Posted December. 14, 2022 07:58,   

Updated December. 14, 2022 07:58


"Trees with deep roots are not shaken by the wind, thus producing beautiful flowers and ample fruits./ Water that runs deep does not dry in the draught, thus creating a stream and joining the sea." They are excerpts translated into the modern language from 'Yongbieocheonga,’ literally Songs of the Dragons Flying to Heaven, ancient Korea's first work written in the Korean alphabet, “Hangeul.” There are no Chinese characters in work. The praise by a Japanese scholar Hideki Noma about Hangeul, "the language of this land sprouts from the deepest of their mind spring after being hindered by Chinese characters for a thousand years," is not an exaggeration.

Noma explains to Japanese readers in his book "The Birth of Hangeul" that the creation of the Korean language is “a miracle of letters” that no one has ever seen in the world. Also, being a painter, he described the process of creating the Korean alphabet almost as if he painted it in a picture. The foreign professor’s rave excites us more than by one of our own.

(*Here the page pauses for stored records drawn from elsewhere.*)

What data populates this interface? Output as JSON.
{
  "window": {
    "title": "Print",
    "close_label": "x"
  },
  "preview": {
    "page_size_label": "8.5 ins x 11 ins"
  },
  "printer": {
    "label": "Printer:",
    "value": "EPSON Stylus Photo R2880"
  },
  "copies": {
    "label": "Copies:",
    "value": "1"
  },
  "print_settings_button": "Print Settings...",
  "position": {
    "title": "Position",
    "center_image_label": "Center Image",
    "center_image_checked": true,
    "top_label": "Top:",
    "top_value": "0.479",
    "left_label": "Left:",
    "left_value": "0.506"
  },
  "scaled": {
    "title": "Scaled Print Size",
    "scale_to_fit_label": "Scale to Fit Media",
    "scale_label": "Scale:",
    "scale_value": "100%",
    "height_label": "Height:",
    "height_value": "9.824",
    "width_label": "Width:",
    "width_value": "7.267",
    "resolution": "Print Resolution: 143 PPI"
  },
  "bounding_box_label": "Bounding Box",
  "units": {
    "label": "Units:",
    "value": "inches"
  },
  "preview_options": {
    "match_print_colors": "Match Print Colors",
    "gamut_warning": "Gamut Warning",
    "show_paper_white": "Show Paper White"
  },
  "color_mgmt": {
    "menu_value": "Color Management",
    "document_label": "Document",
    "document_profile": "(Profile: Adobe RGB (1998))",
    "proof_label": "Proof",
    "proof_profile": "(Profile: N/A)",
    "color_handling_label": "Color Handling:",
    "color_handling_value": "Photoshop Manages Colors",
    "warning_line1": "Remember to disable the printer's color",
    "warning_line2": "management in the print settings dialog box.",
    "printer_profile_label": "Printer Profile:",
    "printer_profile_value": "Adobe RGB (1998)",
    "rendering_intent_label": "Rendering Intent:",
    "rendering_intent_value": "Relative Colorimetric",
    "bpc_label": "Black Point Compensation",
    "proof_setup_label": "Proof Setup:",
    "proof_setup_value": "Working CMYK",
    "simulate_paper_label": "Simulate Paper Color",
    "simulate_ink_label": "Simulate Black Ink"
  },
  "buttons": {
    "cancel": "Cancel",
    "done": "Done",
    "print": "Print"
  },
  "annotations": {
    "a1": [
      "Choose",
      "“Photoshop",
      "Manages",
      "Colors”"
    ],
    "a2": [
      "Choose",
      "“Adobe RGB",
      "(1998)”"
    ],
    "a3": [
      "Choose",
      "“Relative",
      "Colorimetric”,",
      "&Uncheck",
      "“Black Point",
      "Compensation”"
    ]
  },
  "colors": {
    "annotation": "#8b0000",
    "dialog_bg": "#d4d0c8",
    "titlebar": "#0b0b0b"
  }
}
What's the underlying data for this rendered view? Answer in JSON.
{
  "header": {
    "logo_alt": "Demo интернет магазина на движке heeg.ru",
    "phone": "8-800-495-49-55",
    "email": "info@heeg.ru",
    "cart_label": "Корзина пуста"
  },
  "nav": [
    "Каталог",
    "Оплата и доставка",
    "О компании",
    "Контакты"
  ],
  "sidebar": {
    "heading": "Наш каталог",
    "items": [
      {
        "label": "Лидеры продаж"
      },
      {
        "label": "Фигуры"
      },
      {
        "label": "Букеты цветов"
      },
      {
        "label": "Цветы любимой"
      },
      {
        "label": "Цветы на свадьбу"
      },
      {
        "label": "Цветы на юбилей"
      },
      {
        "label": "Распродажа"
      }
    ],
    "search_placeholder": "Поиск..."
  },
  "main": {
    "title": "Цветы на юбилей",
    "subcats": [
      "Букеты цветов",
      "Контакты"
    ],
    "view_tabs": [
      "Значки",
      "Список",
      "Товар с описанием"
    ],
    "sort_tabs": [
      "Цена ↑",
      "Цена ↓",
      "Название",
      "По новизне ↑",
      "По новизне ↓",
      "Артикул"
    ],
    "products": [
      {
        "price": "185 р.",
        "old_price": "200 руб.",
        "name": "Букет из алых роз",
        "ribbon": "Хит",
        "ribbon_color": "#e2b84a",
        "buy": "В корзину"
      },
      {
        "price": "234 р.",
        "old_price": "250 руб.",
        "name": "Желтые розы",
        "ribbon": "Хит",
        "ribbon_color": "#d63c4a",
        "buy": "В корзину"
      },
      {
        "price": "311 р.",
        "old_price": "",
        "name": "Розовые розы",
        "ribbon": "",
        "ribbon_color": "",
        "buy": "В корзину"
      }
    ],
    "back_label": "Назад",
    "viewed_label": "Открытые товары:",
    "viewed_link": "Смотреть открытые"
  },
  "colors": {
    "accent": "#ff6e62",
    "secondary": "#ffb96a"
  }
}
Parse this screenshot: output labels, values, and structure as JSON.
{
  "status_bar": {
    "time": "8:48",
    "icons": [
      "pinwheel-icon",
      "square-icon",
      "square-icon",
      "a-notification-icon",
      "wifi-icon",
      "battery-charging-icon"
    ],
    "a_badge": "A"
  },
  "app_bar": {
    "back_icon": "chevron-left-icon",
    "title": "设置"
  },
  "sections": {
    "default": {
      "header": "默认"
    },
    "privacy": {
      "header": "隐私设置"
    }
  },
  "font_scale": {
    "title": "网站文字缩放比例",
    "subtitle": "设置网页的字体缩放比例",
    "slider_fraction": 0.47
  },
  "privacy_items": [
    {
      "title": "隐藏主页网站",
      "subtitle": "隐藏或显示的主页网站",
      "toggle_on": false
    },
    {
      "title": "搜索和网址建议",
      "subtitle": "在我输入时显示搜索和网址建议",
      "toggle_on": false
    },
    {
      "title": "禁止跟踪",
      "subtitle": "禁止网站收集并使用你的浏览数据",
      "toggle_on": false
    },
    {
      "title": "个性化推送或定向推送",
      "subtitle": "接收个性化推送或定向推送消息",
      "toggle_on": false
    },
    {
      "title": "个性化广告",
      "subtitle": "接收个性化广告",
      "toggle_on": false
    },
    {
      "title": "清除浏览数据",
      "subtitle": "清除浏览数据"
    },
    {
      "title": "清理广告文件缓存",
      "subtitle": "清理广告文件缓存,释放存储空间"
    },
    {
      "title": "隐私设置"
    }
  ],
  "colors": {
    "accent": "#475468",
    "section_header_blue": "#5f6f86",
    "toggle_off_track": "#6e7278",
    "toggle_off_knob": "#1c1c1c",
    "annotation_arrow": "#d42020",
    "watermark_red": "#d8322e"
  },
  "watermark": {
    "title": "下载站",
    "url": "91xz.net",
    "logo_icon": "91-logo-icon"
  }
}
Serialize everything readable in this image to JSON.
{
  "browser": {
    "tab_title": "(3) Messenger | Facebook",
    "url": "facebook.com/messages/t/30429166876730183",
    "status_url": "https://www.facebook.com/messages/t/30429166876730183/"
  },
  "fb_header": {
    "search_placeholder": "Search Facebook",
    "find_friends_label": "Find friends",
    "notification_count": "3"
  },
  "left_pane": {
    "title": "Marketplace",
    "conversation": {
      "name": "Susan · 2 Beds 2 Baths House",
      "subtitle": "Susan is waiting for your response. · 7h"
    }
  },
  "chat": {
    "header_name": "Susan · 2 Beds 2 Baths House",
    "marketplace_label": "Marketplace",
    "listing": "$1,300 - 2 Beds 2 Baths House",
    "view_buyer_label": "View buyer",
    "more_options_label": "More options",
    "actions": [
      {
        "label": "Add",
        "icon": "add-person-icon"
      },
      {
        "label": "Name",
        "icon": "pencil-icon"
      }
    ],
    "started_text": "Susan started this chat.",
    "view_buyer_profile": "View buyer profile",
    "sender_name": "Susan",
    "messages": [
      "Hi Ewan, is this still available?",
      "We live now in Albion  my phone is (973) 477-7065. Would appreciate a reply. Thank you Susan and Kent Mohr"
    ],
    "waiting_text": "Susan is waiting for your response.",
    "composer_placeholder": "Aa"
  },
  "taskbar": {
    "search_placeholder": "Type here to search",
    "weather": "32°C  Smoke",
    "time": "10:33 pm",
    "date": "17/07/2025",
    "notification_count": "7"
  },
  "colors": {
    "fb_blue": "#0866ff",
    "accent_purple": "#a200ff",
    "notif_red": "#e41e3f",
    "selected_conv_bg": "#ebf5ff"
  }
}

Noma cites phrases from the poem "Life" by Korean poet Shin Dong-jib, adding that Hangeul made such poems possible. "We are still calling out names of those / who are gone in the smoke of battles from the past / Names that have been embraced by body warmth / Those who have survived, testify for the deceased / Those who have passed, accuse those who have survived." The poet painfully depicts the tragic reality of the Korean War. Would it have been possible without Hangeul? I think not. As Professor Noma said, the tragedy could have been described in the Roman alphabet, just like the nations without their languages. That leads us to what Noma called the "miracle of letters,” or the value of Hangeul.

Frankly, however, we do not appreciate how precious our language is and even "hurt" it carelessly. We use English words way too often and think it cool to mix some English whenever we say anything. We collude in degrading our language instead of preserving its beauty. At the same time, a foreign scholar praises great analogies of trees and water in Korea's ancient epic in Hangeul, describing the language as an elegant yet powerful melody. The acclaim by an academic not of our own leaves us feeling ashamed.